=== What is being asked ===
The lines below that include the word "subject" are to be reported.

=== Material provided ===
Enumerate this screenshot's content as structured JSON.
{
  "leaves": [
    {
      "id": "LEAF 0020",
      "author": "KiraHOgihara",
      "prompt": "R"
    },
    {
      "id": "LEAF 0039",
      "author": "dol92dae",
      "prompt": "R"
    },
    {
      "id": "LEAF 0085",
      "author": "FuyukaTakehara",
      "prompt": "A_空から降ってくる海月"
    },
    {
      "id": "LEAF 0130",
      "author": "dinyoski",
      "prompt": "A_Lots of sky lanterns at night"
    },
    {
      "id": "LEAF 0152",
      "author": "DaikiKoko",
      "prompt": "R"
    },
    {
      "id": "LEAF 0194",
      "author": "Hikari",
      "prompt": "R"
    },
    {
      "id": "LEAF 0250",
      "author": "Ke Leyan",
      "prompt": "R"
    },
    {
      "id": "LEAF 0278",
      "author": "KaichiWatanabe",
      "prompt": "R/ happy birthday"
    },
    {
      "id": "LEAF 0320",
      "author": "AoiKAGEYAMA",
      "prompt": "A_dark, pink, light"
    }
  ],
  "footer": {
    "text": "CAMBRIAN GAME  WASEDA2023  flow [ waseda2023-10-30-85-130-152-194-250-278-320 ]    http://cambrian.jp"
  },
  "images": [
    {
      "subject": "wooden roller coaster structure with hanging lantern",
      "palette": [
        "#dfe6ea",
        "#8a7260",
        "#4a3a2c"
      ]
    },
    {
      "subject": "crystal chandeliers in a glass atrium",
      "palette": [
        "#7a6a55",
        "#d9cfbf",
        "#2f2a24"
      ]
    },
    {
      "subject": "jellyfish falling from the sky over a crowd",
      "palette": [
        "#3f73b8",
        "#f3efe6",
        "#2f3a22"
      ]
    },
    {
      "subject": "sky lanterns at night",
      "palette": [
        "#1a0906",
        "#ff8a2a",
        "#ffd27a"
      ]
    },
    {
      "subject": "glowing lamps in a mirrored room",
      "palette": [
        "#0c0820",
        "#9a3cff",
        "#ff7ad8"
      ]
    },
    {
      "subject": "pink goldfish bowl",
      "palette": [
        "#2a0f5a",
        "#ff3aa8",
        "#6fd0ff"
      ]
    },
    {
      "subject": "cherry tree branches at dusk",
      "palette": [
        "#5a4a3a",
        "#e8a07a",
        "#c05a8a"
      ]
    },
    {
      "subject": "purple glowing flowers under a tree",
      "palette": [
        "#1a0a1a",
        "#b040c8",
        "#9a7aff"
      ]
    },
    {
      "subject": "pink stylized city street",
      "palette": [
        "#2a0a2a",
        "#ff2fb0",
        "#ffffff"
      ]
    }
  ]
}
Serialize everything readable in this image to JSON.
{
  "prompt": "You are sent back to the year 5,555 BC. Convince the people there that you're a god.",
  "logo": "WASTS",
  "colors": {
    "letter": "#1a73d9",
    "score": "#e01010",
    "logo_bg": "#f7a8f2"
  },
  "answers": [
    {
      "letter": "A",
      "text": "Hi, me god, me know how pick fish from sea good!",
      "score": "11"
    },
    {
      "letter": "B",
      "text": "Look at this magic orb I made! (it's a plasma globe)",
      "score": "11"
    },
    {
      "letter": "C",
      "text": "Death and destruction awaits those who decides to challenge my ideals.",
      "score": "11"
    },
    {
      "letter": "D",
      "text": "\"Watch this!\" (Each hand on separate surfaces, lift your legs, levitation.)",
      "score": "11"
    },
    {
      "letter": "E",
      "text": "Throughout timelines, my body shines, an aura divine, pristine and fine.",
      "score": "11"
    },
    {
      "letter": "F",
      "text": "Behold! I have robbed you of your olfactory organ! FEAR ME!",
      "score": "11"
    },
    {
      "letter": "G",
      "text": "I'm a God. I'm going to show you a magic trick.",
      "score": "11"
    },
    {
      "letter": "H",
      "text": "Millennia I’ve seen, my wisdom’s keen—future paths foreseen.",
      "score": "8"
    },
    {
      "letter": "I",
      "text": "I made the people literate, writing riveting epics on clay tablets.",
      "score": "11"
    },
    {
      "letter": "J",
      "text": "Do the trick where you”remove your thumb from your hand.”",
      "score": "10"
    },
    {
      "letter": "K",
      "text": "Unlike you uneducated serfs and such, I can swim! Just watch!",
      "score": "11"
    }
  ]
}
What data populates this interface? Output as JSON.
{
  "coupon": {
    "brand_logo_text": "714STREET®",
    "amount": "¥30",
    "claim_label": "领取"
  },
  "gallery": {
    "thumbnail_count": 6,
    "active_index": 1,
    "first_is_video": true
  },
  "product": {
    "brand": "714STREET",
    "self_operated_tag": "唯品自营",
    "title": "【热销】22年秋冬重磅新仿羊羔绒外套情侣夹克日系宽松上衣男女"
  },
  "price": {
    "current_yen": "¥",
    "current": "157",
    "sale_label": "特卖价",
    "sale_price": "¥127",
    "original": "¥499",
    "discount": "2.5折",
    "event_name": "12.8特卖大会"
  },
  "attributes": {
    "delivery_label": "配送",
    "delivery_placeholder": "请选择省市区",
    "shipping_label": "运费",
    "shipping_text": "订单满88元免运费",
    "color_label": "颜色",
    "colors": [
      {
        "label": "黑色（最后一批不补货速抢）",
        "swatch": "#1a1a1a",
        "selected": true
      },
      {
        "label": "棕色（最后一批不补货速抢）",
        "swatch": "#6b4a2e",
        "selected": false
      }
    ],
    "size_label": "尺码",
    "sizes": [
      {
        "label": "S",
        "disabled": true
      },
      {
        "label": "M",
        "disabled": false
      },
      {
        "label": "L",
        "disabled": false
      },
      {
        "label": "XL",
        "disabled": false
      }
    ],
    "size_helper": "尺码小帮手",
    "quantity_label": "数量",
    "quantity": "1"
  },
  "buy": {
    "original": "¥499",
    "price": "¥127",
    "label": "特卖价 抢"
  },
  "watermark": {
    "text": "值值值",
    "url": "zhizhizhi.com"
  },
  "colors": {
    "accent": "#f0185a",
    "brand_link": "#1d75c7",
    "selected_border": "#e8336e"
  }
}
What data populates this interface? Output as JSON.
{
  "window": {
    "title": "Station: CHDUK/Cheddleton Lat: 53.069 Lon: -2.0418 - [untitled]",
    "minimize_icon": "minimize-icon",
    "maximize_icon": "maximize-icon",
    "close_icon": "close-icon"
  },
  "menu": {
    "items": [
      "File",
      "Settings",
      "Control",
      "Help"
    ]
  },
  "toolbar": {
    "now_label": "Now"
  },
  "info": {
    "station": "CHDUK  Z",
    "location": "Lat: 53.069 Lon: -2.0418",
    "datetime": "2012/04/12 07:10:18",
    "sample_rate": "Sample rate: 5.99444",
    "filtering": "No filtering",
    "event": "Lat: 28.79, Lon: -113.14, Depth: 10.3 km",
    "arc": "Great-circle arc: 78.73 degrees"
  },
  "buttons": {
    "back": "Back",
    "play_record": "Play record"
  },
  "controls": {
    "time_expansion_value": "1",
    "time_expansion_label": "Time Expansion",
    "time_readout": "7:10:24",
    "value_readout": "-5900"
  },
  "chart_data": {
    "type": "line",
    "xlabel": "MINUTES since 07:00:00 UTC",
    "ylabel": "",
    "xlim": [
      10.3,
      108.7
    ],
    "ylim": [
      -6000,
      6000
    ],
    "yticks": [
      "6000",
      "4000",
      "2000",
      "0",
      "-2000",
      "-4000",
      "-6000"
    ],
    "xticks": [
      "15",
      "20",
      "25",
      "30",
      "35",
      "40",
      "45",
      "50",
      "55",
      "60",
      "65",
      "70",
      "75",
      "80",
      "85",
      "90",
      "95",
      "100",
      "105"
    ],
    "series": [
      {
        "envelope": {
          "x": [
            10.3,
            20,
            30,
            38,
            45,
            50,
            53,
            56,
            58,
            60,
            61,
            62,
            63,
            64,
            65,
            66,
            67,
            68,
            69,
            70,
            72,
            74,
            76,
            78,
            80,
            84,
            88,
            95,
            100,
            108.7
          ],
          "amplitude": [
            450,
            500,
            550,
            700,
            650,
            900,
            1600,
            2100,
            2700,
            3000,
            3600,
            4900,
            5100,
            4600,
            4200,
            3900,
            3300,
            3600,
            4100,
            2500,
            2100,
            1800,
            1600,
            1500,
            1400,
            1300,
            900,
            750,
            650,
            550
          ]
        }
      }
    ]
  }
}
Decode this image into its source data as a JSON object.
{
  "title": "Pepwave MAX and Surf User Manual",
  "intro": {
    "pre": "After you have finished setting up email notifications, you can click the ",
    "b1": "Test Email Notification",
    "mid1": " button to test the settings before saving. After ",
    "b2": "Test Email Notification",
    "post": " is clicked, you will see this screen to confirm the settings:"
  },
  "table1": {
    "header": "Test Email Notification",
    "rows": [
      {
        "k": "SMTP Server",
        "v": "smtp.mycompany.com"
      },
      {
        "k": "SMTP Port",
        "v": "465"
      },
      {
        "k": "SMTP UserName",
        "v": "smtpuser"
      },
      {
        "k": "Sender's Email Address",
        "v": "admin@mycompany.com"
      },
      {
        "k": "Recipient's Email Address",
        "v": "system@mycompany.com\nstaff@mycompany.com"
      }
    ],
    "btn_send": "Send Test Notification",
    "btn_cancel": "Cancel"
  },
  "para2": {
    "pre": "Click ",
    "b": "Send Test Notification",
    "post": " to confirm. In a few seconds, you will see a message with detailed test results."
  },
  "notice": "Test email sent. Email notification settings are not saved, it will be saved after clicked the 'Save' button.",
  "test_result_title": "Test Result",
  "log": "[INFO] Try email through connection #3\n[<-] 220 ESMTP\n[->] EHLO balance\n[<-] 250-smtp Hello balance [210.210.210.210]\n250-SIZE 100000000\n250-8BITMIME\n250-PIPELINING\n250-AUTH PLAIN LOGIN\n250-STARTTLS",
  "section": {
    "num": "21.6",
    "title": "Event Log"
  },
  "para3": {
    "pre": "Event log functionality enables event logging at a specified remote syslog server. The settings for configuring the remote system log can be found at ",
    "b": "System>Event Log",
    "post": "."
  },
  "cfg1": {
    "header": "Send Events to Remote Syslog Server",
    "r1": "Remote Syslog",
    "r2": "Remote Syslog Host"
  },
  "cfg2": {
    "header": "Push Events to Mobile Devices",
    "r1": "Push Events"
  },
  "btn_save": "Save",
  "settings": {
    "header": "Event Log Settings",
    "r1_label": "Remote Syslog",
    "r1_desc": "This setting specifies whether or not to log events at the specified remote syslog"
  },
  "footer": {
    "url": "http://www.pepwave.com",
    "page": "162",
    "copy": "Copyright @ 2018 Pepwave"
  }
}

=== Result for this task ===
      "subject": "wooden roller coaster structure with hanging lantern",
      "subject": "crystal chandeliers in a glass atrium",
      "subject": "jellyfish falling from the sky over a crowd",
      "subject": "sky lanterns at night",
      "subject": "glowing lamps in a mirrored room",
      "subject": "pink goldfish bowl",
      "subject": "cherry tree branches at dusk",
      "subject": "purple glowing flowers under a tree",
      "subject": "pink stylized city street",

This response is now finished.